I drove yesterday between Las Vegas and Los Angeles and T-Mobile may cover more in their maps with LTE as actually is being covered. Parts are just HSPA+ and not as promissed LTE on I-15. Even some Edge is still available before Barstow!

I haven't left the city yet with T-Mobile service, but from the maps I should be covered quite well in FL. I'll have to test T-Mobile next time I drive out of town.

 

Sent from my Nexus 5X

  • Like 1
Link to comment
Share on other sites

Join the conversation

You can post now and register later. If you have an account, sign in now to post with your account.

Guest
Reply to this topic...

×   Pasted as rich text.   Paste as plain text instead

  Only 75 emoji are allowed.
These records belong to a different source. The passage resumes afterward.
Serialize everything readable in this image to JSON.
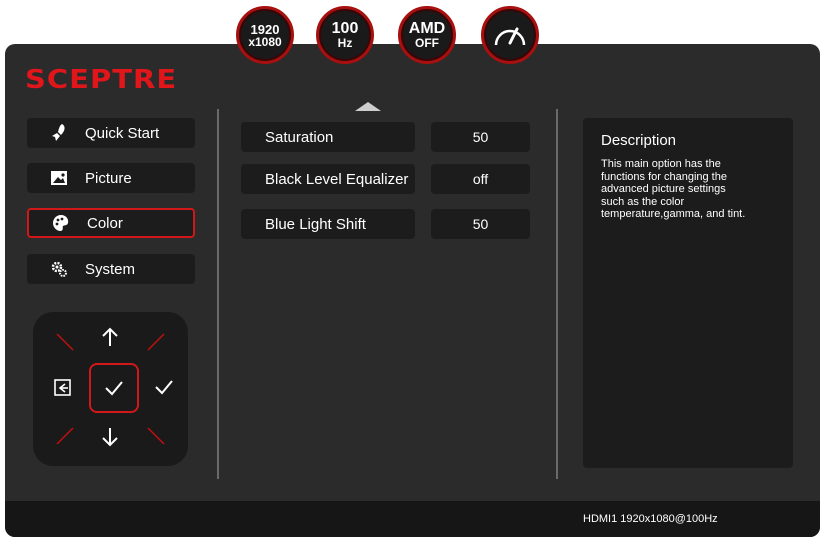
{
  "brand": "SCEPTRE",
  "badges": {
    "resolution": {
      "line1": "1920",
      "line2": "x1080"
    },
    "refresh": {
      "line1": "100",
      "line2": "Hz"
    },
    "amd": {
      "line1": "AMD",
      "line2": "OFF"
    },
    "speed_icon": "speedometer-icon"
  },
  "menu": {
    "items": [
      {
        "label": "Quick Start",
        "icon": "rocket-icon"
      },
      {
        "label": "Picture",
        "icon": "picture-icon"
      },
      {
        "label": "Color",
        "icon": "palette-icon",
        "active": true
      },
      {
        "label": "System",
        "icon": "gears-icon"
      }
    ]
  },
  "settings": {
    "rows": [
      {
        "label": "Saturation",
        "value": "50"
      },
      {
        "label": "Black Level Equalizer",
        "value": "off"
      },
      {
        "label": "Blue Light Shift",
        "value": "50"
      }
    ]
  },
  "description": {
    "title": "Description",
    "body": "This main option has the functions for changing the advanced picture settings such as the color temperature,gamma, and tint."
  },
  "status_bar": {
    "text": "HDMI1 1920x1080@100Hz"
  },
  "colors": {
    "accent": "#d01818",
    "panel": "#2b2b2b",
    "item": "#1c1c1c"
  }
}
×   Your link has been automatically embedded.   Display as a link instead

×   Your previous content has been restored.   Clear editor
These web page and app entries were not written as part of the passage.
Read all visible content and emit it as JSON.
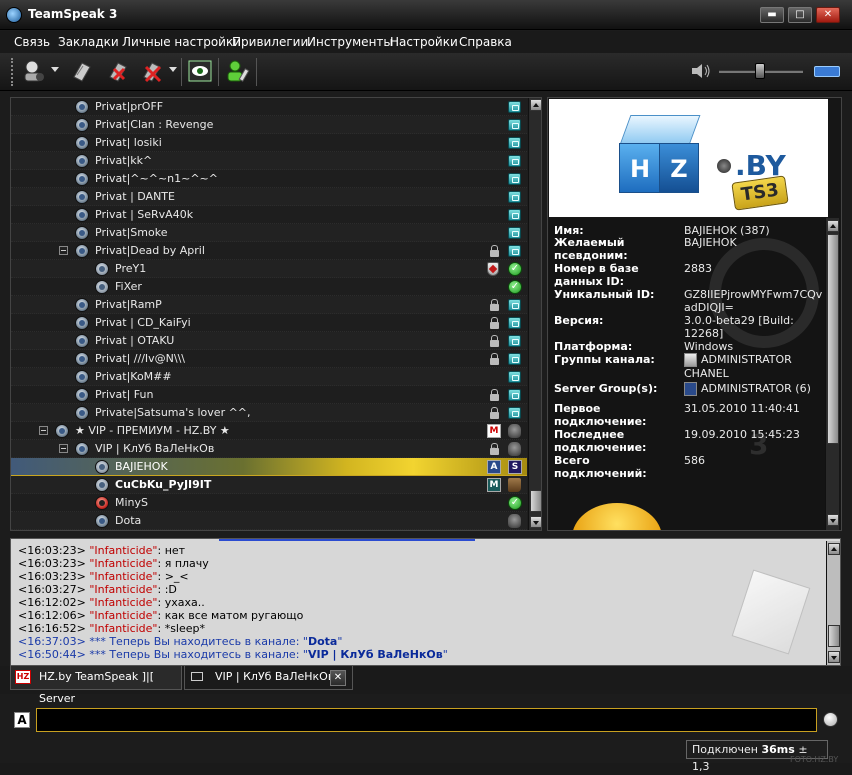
{
  "window": {
    "title": "TeamSpeak 3",
    "minimize": "▬",
    "maximize": "□",
    "close": "✕"
  },
  "menu": [
    "Связь",
    "Закладки",
    "Личные настройки",
    "Привилегии",
    "Инструменты",
    "Настройки",
    "Справка"
  ],
  "toolbar": {
    "icons": [
      "connect-icon",
      "bookmark-icon",
      "disconnect-icon",
      "disconnect-all-icon",
      "away-icon",
      "identity-icon"
    ],
    "volume_icon": "speaker-icon"
  },
  "tree": [
    {
      "label": "Privat|prOFF",
      "chat": true
    },
    {
      "label": "Privat|Clan : Revenge",
      "chat": true
    },
    {
      "label": "Privat| losiki",
      "chat": true
    },
    {
      "label": "Privat|kk^",
      "chat": true
    },
    {
      "label": "Privat|^~^~n1~^~^",
      "chat": true
    },
    {
      "label": "Privat | DANTE",
      "chat": true
    },
    {
      "label": "Privat | SeRvA40k",
      "chat": true
    },
    {
      "label": "Privat|Smoke",
      "chat": true
    },
    {
      "label": "Privat|Dead by April",
      "chat": true,
      "lock": true,
      "expander": true
    },
    {
      "label": "PreY1",
      "user": true,
      "shield": true,
      "ok": true
    },
    {
      "label": "FiXer",
      "user": true,
      "ok": true
    },
    {
      "label": "Privat|RamP",
      "chat": true,
      "lock": true,
      "dash": true
    },
    {
      "label": "Privat | CD_KaiFyi",
      "chat": true,
      "lock": true
    },
    {
      "label": "Privat | OTAKU",
      "chat": true,
      "lock": true
    },
    {
      "label": "Privat| ///Iv@N\\\\\\",
      "chat": true,
      "lock": true
    },
    {
      "label": "Privat|KoM##",
      "chat": true
    },
    {
      "label": "Privat| Fun",
      "chat": true,
      "lock": true
    },
    {
      "label": "Private|Satsuma's lover ^^,",
      "chat": true,
      "lock": true
    },
    {
      "label": "★ VIP - ПРЕМИУМ - HZ.BY ★",
      "lock": true,
      "m": true,
      "wolf": true,
      "expander": true,
      "level": 0
    },
    {
      "label": "VIP | КлУб ВаЛеНкОв",
      "lock": true,
      "dash": true,
      "wolf": true,
      "expander": true,
      "level": 1
    },
    {
      "label": "BAJIEHOK",
      "user": true,
      "selected": true,
      "shield": true,
      "a": true,
      "s": true
    },
    {
      "label": "CuCbKu_PyJI9IT",
      "user": true,
      "bold": true,
      "shield": true,
      "mbadge": true,
      "boot": true
    },
    {
      "label": "MinyS",
      "user": true,
      "red": true,
      "ok": true
    },
    {
      "label": "Dota",
      "wolf": true
    }
  ],
  "info": {
    "banner_cube_left": "H",
    "banner_cube_right": "Z",
    "banner_by": ".BY",
    "banner_ts3": "TS3",
    "watermark": "3",
    "fields": [
      {
        "k": "Имя:",
        "v": "BAJIEHOK (387)"
      },
      {
        "k": "Желаемый псевдоним:",
        "v": "BAJIEHOK"
      },
      {
        "k": "Номер в базе данных ID:",
        "v": "2883"
      },
      {
        "k": "Уникальный ID:",
        "v": "GZ8IIEPjrowMYFwm7CQvadDIQJI="
      },
      {
        "k": "Версия:",
        "v": "3.0.0-beta29 [Build: 12268]"
      },
      {
        "k": "Платформа:",
        "v": "Windows"
      },
      {
        "k": "Группы канала:",
        "v": "ADMINISTRATOR CHANEL"
      },
      {
        "k": "Server Group(s):",
        "v": "ADMINISTRATOR (6)"
      },
      {
        "k": "Первое подключение:",
        "v": "31.05.2010 11:40:41"
      },
      {
        "k": "Последнее подключение:",
        "v": "19.09.2010 15:45:23"
      },
      {
        "k": "Всего подключений:",
        "v": "586"
      }
    ]
  },
  "chat": [
    {
      "time": "<16:03:23>",
      "nick": "\"Infanticide\"",
      "text": ": нет"
    },
    {
      "time": "<16:03:23>",
      "nick": "\"Infanticide\"",
      "text": ": я плачу"
    },
    {
      "time": "<16:03:23>",
      "nick": "\"Infanticide\"",
      "text": ": >_<"
    },
    {
      "time": "<16:03:27>",
      "nick": "\"Infanticide\"",
      "text": ": :D"
    },
    {
      "time": "<16:12:02>",
      "nick": "\"Infanticide\"",
      "text": ": ухаха.."
    },
    {
      "time": "<16:12:06>",
      "nick": "\"Infanticide\"",
      "text": ": как все матом ругающо"
    },
    {
      "time": "<16:16:52>",
      "nick": "\"Infanticide\"",
      "text": ": *sleep*"
    }
  ],
  "chat_sys": [
    {
      "time": "<16:37:03>",
      "text": "*** Теперь Вы находитесь в канале: \"",
      "channel": "Dota",
      "end": "\""
    },
    {
      "time": "<16:50:44>",
      "text": "*** Теперь Вы находитесь в канале: \"",
      "channel": "VIP | КлУб ВаЛеНкОв",
      "end": "\""
    }
  ],
  "tabs": [
    {
      "label": "HZ.by TeamSpeak ]|[ Server",
      "icon": "HZ"
    },
    {
      "label": "VIP | КлУб ВаЛеНкОв",
      "close": "✕"
    }
  ],
  "input": {
    "value": "",
    "font_label": "A"
  },
  "status": {
    "prefix": "Подключен ",
    "ping": "36ms",
    "suffix": " ± 1,3"
  },
  "corner": "FOTO.HZ.BY"
}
×   You cannot paste images directly. Upload or insert images from URL.


  • large.unreadcontent.png.6ef00db54e758d06

  • gallery_1_23_9202.png

  • Similar Content

    • By DesignGuy
      Fierce has a poll posted... and is utilizing a bracket style contest to find out who their readers think is the most powerful person in the telecom industry. Between Marcelo and the pink clad Chihuahua of a man... I give it to Marcelo. I think the final winner should be Masa, it's is a name people know and will get to know more in the coming years worldwide. But for the current poll, it's an easy decision for me!  
       
      http://www.fiercewireless.com/wireless/vote-now-to-decide-who-most-powerful-person-u-s-telecom-industry
       
       
       
    • By lilotimz
      T-mobile Ericsson Cell Equipment
       
      For Ericsson markets t-mobile uses what is known as AIR antenna units which have the radio unit integrated with the antenna. This type of setup significantly reduces signal loss from the radio to the antenna since they're both practically next to each other and not sepearated by coax jumper cables like that of a remote radio unit.
       
      Basic Ericsson AIR21 setup
      (Note typically there are 2 Ericsson AIR per sector)

       

       

       
      Ericsson AIR21 + Band 12 700 mhz Equipment
       
      Note the addition of a new low band 700 mhz capable antenna + Ericsson RRUS11 B12 (remote radio units) in addition to new TMA (tower mounted amplifiers) connected to the AIR antenna. The new Ericsson RRUS11 B12 + Antenna addition is for tmobiles band 12 700mhz (L700) deployment. 

      (Credit: tmo.rocks)
       
      Credit for the photographs belong to whoever took it. You know who you are!
    • By derrph
      With the introduction of the new plans Sprint has announced. I told one of my friends about the $60 unlimited plan and she was shocked yet happy about it. She currently has T-Mobile and there has been times where my Sprint service has out performed her service even in the city with puling up information and out of town...well... you already know how that went. She was talking about switching and stuff but then she sent me a typical article bashing Sprint and I got irritated by it and I had to explain to her that Sprint is not bad at all. These articles are based on past experiences from 3+ years ago. I told her I'm pulling 60+ mbps on LTE but she's worried about Sprint being slow ( because of what she read). Guys give me some advice on persuading her to give Sprint a chance. 
       
      I feel like articles that are being posted is what keeps away customers.  It makes no sense that T-Mobiles 2g network is not spoken about when they are in the news for changes to plans and such. But good ol Sprint makes changes and articles that get posted rips Sprint apart for filth. 
    • By belusnecropolis
      http://ces.cnet.com/8301-35284_1-57616761/how-i-got-t-mobiles-ceo-kicked-out-of-at-ts-ces-party/
      Roger Cheng @cnet appears to have had the most fun out of this, it kind of wrote the story for him I guess, so there is that. Also, just noticed the extra title Q, that is gonna drive some people nuts today. Top lel.
  • Posts

  • Recently Browsing

    No registered users viewing this page.

×
×
  • Create New...